For the cultural critic, however, YouTube is an invaluable resource. It allows us to study phenomena that have flown for centuries under the analytical radar. Take, for instance, the formerly mysterious art of lip-syncing. Once merely a private folk art, syncing has risen over the last 20 years to displace jazz, baseball, and rock ’n’ roll as the great American pastime. It’s become the sole prerequisite of post-MTV fame and one of our most lucrative global exports. (We ridiculed Ashlee Simpson not because we suddenly discovered she was syncing—everyone knew that—but because she bungled it so publicly: It was a nationalembarrassment, like an Austrian ski-jumper crashing in the Olympics.) In bedrooms from Maine to Oregon, lip-syncing is the last real connection between a celebrity overclass and its fan base. It has become such a powerful symbol of Western culture that it was outlawed last year in Turkmenistan. And yet we know very little about it. What, for instance, makes a good lip-sync so funny that you want to forward it to your entire address book, and a bad one so painful that you want to hurt the syncer?

Fortunately, amateur lip-syncing has—like other secret arts of the bedroom—been liberated by the Web. YouTube is a clearinghouse of virtual nonsinging. There are upside-down chin syncers, a guy channeling a Counting Crows song through his homemade Kermit the Frog puppet, and at least five different people re-creating, move for move, Tom Cruise’s underwear sync from Risky Business. Using YouTube, we can cross-reference thousands of examples and finally—finally! after all these years of darkness!—begin to sketch, if only roughly, an aesthetics of lip-syncing.

I like to think I have some authority on the subject. As a young man, I gained a very local renown as the frontman of my family’s living-room air band, in which I fake-sang while strumming a body board. This soon evolved into a solo career, which culminated with my controversial performance, in front of an entire Mormon congregation, of Weird Al Yankovic’s “Livin’ With a Hernia.” The ensuing scandal—the lyric “drop your shorts and cough” was singled out as particularly unwelcome in the House of God—effectively ended my career.

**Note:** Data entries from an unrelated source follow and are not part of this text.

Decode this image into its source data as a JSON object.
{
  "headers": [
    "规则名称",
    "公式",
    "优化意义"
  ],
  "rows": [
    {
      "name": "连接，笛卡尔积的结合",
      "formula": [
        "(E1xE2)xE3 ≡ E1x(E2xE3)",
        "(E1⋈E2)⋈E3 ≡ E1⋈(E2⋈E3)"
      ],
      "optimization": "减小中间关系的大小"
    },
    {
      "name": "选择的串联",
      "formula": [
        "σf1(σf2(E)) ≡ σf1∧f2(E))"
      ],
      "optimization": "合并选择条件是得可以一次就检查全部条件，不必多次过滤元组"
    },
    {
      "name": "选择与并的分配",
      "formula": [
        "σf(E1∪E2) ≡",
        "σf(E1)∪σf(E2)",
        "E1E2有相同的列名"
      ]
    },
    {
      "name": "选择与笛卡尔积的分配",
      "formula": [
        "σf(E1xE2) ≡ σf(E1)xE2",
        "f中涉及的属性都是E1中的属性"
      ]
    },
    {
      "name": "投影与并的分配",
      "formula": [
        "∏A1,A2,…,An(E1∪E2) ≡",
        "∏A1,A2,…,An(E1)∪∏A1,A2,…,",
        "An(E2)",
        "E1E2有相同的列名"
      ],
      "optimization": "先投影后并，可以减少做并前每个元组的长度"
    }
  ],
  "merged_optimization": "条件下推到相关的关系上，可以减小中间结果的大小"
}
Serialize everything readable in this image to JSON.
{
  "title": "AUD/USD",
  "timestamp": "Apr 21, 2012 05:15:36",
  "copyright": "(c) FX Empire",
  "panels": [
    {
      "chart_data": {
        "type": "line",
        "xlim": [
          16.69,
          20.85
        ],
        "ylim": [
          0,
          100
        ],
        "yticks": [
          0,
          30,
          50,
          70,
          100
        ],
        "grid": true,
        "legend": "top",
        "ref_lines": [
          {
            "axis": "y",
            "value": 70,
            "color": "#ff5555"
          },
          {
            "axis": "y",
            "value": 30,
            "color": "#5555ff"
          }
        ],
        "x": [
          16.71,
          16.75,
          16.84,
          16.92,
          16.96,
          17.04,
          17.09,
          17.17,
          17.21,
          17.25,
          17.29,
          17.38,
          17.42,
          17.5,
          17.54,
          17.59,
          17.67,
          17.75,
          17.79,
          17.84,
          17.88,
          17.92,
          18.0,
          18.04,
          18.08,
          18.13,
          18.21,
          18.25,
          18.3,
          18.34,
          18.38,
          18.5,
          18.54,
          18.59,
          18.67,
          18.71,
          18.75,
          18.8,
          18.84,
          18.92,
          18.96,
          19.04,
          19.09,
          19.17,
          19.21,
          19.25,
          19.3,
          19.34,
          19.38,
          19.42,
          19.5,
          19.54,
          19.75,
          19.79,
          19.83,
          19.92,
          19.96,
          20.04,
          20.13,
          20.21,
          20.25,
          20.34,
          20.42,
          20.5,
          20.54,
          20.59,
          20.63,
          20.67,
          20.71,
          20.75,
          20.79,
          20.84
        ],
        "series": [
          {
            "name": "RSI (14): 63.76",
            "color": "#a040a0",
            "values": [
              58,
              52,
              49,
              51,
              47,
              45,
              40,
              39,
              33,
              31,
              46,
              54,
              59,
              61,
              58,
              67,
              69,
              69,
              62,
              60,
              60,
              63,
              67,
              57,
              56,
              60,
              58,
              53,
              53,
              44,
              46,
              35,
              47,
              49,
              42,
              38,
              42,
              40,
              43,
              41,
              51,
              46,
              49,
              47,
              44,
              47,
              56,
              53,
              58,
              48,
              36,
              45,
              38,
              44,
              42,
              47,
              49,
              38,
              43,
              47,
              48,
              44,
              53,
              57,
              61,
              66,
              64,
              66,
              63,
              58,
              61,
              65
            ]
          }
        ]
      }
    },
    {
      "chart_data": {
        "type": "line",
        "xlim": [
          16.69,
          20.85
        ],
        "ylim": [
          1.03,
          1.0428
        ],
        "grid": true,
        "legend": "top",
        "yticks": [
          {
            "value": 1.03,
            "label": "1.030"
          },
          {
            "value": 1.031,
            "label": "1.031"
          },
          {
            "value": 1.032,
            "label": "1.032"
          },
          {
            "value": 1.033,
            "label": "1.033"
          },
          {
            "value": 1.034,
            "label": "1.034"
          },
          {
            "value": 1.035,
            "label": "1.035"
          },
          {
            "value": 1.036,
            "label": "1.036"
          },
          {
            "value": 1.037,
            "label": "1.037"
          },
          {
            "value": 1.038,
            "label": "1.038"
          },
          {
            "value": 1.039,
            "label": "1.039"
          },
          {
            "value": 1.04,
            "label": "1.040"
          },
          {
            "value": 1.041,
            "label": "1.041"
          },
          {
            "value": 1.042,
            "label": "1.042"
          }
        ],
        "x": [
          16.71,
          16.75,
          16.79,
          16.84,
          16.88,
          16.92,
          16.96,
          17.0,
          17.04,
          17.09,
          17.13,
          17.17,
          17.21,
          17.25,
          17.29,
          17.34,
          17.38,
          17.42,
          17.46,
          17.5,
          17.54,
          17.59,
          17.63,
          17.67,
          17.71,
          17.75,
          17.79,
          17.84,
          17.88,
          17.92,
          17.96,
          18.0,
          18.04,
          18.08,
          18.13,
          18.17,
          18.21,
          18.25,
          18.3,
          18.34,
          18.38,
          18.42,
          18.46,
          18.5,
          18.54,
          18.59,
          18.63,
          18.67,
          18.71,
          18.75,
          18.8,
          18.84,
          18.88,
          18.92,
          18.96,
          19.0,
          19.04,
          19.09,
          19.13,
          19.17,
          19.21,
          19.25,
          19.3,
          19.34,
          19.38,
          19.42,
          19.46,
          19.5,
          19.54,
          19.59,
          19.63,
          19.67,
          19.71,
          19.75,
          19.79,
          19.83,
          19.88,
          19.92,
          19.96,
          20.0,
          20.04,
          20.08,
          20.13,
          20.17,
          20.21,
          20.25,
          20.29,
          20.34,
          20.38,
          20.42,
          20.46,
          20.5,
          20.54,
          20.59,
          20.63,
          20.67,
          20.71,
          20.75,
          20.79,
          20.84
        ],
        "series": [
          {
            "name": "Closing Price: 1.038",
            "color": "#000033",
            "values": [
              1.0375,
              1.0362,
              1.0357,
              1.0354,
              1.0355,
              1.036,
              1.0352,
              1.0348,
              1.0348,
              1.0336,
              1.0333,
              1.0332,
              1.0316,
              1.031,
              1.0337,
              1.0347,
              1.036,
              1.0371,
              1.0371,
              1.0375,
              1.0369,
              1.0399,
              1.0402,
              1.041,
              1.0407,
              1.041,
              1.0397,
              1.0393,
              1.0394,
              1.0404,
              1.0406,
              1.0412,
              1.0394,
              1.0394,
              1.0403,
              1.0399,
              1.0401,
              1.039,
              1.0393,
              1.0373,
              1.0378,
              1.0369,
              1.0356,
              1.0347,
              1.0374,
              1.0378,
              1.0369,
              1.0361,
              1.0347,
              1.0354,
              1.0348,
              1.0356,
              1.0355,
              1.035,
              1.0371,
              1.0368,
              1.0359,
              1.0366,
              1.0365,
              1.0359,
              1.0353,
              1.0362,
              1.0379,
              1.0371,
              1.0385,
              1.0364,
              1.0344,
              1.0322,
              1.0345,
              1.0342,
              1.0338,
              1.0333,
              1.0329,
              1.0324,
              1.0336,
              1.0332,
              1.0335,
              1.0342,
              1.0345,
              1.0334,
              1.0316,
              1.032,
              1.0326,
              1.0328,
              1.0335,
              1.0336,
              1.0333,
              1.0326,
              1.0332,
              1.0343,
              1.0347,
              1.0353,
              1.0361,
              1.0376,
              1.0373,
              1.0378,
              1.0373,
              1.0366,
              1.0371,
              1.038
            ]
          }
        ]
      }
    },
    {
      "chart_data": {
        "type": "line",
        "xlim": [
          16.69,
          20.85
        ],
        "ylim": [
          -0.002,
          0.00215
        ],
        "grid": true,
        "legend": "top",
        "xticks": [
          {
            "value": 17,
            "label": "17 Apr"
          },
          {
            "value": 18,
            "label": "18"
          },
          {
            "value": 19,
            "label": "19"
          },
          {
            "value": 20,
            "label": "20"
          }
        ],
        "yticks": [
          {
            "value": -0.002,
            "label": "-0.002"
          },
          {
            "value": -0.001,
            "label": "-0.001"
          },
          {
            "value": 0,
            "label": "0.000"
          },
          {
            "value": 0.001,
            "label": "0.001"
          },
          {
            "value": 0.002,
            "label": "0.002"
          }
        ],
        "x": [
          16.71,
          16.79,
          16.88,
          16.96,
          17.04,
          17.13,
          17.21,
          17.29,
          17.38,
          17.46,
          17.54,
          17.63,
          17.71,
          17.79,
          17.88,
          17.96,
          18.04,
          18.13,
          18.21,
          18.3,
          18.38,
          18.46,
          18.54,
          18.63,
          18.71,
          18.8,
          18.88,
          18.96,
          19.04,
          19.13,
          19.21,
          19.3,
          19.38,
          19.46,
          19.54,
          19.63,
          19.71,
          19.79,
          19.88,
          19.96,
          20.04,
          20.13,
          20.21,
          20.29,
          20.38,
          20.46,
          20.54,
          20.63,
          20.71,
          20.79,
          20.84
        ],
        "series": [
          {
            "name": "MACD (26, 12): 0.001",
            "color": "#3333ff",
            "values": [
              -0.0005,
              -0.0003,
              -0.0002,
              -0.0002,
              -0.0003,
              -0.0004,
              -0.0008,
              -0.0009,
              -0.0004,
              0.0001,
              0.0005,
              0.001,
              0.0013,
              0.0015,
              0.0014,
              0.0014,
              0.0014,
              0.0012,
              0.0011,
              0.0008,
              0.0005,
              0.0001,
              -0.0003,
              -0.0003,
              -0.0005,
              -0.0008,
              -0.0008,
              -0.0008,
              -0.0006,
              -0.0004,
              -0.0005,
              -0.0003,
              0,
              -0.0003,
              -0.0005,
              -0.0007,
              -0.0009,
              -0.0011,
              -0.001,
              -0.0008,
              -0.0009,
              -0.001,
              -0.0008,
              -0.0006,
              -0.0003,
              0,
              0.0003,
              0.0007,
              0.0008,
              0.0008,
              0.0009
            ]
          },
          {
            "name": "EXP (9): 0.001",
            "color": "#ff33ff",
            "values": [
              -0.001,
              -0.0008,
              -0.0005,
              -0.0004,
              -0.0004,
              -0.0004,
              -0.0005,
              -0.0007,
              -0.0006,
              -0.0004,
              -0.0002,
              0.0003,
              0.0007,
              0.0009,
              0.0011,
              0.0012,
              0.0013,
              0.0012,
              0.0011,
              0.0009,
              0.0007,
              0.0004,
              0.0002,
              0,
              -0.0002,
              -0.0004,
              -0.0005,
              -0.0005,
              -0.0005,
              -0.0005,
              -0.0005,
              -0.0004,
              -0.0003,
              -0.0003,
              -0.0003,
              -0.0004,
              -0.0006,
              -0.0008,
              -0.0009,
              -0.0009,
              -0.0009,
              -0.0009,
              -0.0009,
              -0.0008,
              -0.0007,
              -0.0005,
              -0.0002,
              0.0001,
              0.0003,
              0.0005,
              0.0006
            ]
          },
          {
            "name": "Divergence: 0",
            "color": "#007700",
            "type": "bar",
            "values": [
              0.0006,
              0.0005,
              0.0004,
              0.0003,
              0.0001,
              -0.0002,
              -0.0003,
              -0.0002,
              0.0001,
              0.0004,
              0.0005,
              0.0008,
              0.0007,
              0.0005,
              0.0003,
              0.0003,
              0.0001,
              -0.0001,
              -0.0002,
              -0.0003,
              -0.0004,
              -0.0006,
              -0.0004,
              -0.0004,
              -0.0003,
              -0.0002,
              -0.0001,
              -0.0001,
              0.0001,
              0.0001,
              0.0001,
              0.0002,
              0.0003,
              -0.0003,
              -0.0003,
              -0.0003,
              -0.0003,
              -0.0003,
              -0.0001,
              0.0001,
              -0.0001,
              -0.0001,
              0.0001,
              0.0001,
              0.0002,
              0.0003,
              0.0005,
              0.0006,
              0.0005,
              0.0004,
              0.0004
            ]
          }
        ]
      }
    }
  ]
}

Lip-syncing is, like limerick-writing or mimery, a severely self-handicapping art. Its premise is so weak—”It looks like I’m singing this song, but we both know I’m not singing this song!”—that it takes a genius to make it even watchable. Pitfalls are everywhere: choosing the wrong song, forgetting the words, bursting into laughter when you haven’t even come close to doing anything funny, and—most dangerous of all—rocking out in an excessively facetious way (mock-intense stare, head-bobbing, arm-pumping, lip-biting). When a talented syncer really nonsings his heart out, however, the effect is complex, powerful, and instantly recognizable.

Take, for instance, Gary (the “Numa Numa” kid) Brolsma, probably the most famous Internet lip-syncer of all time. His performance of “Dragostea Din Tei,” a formerly obscure Romanian pop song, is the Sistine Chapel of amateur syncing, where all the potential of the art comes together. Take a moment to revel in its glory. Brolsma compresses into the clip’s 97 seconds a volcanic passion, Swiss-watch coordination, and the imagination of a character actor; he fluctuates between beat-propelled shoulder-pumping joy and suave face-rubbing Euro-seduction. He makes the song’s catchy falsetto opening (“Maya-HEE! Maya-HOO! Maya-HA! Maya-HA HA!”) look like the mating call of a lovably exotic bullfrog. It’s a classic performance, and its longevity is a testament to the grass-roots revolutionary force of a good sync: Though Brolsma’s fame climaxed all the way back in 2005, months before the birth of YouTube, his clip has replicated itself so many times through parody and tribute that it still has a healthy presence on the site. There’s a sock-puppet homage, a video about the popularity of the video, Napoleon Dynamite dancing to a fast-forward version of the song, and many unfunny imitations.

The most recognizable syncers on YouTube might be a pair of Chinese boys called (with admirable directness) “Two Chinese Boys.” They’ve posted a handful of popular videos, each of which follows the same rubric: The boys sit side by side in a dorm room, channeling bubble-gum pop while someone works obliviously behind them at a computer. Their coordination is impeccable, especially during harmonic call-and-response, and they are unparalleled at creating the illusion of really feeling a song’s high moments. They’re a classic comic duo: The guy on the right is streetwise, fluent in hip-hop hand gestures and facial expressions; his partner is wistful and sensitive (he occasionally pretends to cry). Watch, for instance, my favorite video. During the song’s climactic midsong rap, the guy on the right stares the camera down while his partner tosses in delicate vocal fills and gazes offscreen at (judging from his expression) an injured puppy limping off to die in front of a sunset. The Two Chinese Boys’ emergence as the best lip-syncers in the world may be the surest sign yet that we are passing the superpower torch.

As a talent show, YouTube is the polar opposite of American Idol. Instead of bestowing lucrative record deals based on a mastery of traditional show-business talents, the site measures a more mysterious and interesting skill set—the unpredictability, irony, and misdirection at the heart of lip-syncing—and rewards it with a kind of intangible hip credit. There’s something profound in this. The Backstreet Boys’ “I Want It That Way,” for instance, is just another raft of Top 40 love clichés—but the Two Chinese Boys’ version of the song (in which the boys, dressed in Yao Ming jerseys, dart tightly and suddenly back and forth) adds several layers of meaning: It repeats the clichés, but it also shows their inherent ridiculousness; it’s a complex pantomime of our guilty love of seeing love marketed via boy bands. At its core, lip-syncing is a satire of our own unseemly dependence on pop music—but a satire that’s always affectionate. The best syncing is simultaneous homage and mockery. After all, you have to commune with a song for weeks, even years, before you can properly sync it.